## [TASK DESCRIPTION]
Identify every line in the records below that contains the word "JSON", and copy each of those lines.

## [SUPPLIED RECORDS]
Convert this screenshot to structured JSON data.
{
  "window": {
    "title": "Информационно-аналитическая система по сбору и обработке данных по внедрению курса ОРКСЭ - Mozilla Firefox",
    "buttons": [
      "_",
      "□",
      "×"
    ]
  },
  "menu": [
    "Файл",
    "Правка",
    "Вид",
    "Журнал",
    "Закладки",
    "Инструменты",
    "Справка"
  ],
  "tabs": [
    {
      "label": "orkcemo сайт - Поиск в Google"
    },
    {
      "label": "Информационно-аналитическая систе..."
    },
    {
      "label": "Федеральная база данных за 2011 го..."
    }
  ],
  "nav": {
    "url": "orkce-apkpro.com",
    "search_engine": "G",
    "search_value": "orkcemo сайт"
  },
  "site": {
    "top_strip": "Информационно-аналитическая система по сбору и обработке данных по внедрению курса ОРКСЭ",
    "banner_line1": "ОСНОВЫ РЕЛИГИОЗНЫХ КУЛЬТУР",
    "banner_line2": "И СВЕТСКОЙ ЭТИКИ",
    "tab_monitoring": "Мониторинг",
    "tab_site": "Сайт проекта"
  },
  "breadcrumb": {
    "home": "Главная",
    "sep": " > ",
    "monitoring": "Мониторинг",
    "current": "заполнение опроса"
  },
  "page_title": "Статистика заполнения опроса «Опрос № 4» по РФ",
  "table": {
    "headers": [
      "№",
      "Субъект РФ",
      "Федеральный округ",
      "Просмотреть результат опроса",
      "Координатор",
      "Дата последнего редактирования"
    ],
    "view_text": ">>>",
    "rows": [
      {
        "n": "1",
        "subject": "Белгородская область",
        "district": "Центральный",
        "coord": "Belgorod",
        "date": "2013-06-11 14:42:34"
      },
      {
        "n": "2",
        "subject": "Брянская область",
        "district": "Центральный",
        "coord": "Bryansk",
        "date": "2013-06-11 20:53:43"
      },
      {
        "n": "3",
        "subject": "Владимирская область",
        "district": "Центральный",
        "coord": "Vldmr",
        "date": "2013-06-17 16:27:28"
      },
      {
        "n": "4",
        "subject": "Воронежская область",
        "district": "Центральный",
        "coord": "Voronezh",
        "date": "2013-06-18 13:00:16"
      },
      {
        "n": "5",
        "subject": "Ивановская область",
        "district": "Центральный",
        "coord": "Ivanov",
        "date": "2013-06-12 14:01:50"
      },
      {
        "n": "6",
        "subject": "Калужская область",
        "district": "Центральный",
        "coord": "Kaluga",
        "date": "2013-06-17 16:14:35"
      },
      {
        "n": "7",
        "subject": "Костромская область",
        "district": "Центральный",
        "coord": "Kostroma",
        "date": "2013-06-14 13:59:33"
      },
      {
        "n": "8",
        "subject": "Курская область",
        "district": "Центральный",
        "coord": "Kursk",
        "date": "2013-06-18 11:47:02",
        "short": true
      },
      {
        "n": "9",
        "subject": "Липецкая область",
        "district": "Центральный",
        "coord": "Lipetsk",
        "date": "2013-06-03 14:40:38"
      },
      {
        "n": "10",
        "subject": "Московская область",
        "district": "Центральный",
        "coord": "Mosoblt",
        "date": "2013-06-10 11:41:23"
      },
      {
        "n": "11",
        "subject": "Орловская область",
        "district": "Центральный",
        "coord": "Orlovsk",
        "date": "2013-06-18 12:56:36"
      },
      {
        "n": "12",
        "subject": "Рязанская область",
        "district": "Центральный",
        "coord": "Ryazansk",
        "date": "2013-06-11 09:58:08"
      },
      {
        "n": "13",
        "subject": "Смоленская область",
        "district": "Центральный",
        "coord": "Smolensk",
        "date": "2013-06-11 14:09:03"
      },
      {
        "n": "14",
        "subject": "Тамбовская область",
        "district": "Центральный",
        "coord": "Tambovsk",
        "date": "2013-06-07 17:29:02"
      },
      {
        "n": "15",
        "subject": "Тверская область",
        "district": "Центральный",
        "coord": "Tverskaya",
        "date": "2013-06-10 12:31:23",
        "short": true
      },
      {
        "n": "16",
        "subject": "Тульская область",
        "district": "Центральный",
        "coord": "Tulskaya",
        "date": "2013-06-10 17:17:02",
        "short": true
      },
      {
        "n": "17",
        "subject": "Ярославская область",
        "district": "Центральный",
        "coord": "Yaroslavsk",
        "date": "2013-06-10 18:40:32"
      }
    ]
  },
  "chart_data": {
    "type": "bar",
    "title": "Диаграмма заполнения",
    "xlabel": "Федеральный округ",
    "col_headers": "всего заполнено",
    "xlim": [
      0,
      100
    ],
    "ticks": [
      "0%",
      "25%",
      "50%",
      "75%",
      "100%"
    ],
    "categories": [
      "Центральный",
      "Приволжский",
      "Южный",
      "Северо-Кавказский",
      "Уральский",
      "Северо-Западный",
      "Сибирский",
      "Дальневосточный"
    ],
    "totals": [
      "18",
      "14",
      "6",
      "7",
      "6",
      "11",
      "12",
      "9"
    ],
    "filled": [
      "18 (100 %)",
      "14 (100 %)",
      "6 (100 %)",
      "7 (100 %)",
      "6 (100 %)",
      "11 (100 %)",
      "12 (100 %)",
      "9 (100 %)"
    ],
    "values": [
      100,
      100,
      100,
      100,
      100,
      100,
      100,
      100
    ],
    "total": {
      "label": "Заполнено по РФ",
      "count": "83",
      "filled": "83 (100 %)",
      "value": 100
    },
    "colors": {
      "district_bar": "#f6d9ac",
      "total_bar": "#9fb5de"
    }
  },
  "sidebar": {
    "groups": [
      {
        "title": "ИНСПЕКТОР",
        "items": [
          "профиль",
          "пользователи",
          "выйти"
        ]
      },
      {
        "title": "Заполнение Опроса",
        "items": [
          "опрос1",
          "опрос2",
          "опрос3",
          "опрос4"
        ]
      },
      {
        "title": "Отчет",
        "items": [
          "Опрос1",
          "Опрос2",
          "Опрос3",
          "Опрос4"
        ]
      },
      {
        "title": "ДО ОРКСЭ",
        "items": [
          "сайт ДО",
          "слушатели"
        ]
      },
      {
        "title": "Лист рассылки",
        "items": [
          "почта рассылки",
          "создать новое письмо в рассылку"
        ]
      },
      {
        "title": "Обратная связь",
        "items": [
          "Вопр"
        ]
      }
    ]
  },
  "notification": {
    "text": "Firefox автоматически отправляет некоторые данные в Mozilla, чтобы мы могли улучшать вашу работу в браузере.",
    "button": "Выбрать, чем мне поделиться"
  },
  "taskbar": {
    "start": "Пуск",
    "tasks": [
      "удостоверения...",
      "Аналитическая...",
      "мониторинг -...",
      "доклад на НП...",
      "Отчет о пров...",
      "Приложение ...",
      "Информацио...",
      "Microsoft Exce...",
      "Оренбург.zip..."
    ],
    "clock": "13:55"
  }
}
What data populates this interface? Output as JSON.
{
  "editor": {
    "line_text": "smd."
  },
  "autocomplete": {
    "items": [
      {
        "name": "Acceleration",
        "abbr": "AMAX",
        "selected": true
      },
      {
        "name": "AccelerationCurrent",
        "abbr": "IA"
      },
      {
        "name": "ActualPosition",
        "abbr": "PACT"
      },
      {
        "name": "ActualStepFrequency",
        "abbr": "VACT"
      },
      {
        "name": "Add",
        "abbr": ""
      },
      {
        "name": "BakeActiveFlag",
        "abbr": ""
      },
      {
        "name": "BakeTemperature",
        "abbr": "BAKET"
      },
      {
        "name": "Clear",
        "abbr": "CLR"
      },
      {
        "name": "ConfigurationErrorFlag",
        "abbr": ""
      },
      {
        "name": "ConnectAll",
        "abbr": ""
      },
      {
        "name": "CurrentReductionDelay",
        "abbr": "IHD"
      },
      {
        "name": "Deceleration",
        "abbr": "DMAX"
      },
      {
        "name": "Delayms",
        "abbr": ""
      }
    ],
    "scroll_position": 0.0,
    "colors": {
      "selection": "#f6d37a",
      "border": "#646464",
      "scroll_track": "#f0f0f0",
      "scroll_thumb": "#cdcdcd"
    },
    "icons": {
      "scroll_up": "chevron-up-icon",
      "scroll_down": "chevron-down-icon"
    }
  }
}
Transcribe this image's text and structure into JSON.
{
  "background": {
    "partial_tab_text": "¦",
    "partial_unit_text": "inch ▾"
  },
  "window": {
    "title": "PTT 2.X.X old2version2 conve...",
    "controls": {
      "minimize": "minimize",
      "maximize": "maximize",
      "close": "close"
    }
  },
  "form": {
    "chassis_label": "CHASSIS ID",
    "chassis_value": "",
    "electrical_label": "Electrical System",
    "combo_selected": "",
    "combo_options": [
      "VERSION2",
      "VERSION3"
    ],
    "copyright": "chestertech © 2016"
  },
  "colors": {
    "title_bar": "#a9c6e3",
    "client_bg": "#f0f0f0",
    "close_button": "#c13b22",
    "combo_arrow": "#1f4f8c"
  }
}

## [OUTPUT OF THE EXERCISE]
Convert this screenshot to structured JSON data.
What data populates this interface? Output as JSON.
Transcribe this image's text and structure into JSON.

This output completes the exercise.